Rooms with too many or too few reflective surfaces, or too much or too little background noise can affect people’s moods and psyche.
Think of how cold and loud a conversation sounds in a hospital with tiled, reflective surfaces compared to how warm and soft a conversation sounds in a cinema with cushioned seats and walls (of course the purpose of the location has a significant effect on your mood too).
Think of how your mood changes in your office when a heavy construction machine starts up nearby. It is difficult to relax in such a space. Such unnatural-sounding rooms may also make speech difficult to understand, thereby affecting our ability and desire to communicate.
Every room needs to have the background noise under control to make the room fit-for-purpose.
The room should also respond acoustically with an appropriate amount of reverberation. For example, for good speech intelligibility in a classroom, the reverberation time should be less than a second.
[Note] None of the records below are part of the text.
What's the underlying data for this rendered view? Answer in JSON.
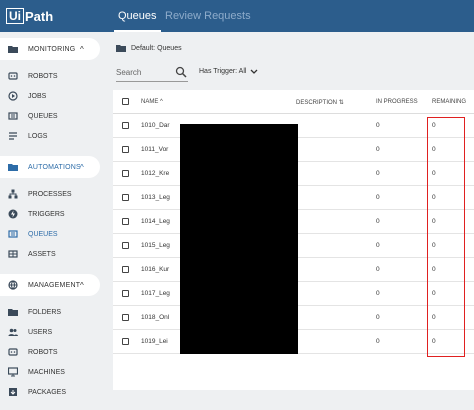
{
  "app": {
    "logo_box": "Ui",
    "logo_text": "Path",
    "tabs": [
      {
        "label": "Queues",
        "active": true
      },
      {
        "label": "Review Requests",
        "active": false
      }
    ]
  },
  "sidebar": {
    "sections": [
      {
        "label": "MONITORING",
        "chevron": "^",
        "items": [
          "ROBOTS",
          "JOBS",
          "QUEUES",
          "LOGS"
        ]
      },
      {
        "label": "AUTOMATIONS",
        "chevron": "^",
        "items": [
          "PROCESSES",
          "TRIGGERS",
          "QUEUES",
          "ASSETS"
        ]
      },
      {
        "label": "MANAGEMENT",
        "chevron": "^",
        "items": [
          "FOLDERS",
          "USERS",
          "ROBOTS",
          "MACHINES",
          "PACKAGES"
        ]
      }
    ]
  },
  "main": {
    "breadcrumb": "Default: Queues",
    "search_placeholder": "Search",
    "filter_label": "Has Trigger: All",
    "columns": [
      "NAME",
      "DESCRIPTION",
      "IN PROGRESS",
      "REMAINING"
    ],
    "name_sort_icon": "^",
    "description_sort_icon": "⇅",
    "rows": [
      {
        "name": "1010_Dar",
        "in_progress": "0",
        "remaining": "0"
      },
      {
        "name": "1011_Vor",
        "in_progress": "0",
        "remaining": "0"
      },
      {
        "name": "1012_Kre",
        "in_progress": "0",
        "remaining": "0"
      },
      {
        "name": "1013_Leg",
        "in_progress": "0",
        "remaining": "0"
      },
      {
        "name": "1014_Leg",
        "in_progress": "0",
        "remaining": "0"
      },
      {
        "name": "1015_Leg",
        "in_progress": "0",
        "remaining": "0"
      },
      {
        "name": "1016_Kur",
        "in_progress": "0",
        "remaining": "0"
      },
      {
        "name": "1017_Leg",
        "in_progress": "0",
        "remaining": "0"
      },
      {
        "name": "1018_Onl",
        "in_progress": "0",
        "remaining": "0"
      },
      {
        "name": "1019_Lei",
        "in_progress": "0",
        "remaining": "0"
      }
    ]
  },
  "colors": {
    "topbar": "#2c5d8c",
    "accent": "#2d6ca8",
    "highlight_box": "#e02020"
  }
}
A classical music concert hall, on the other hand, needs reverberation times of 2-3 seconds to ensure a rich and warm listening experience.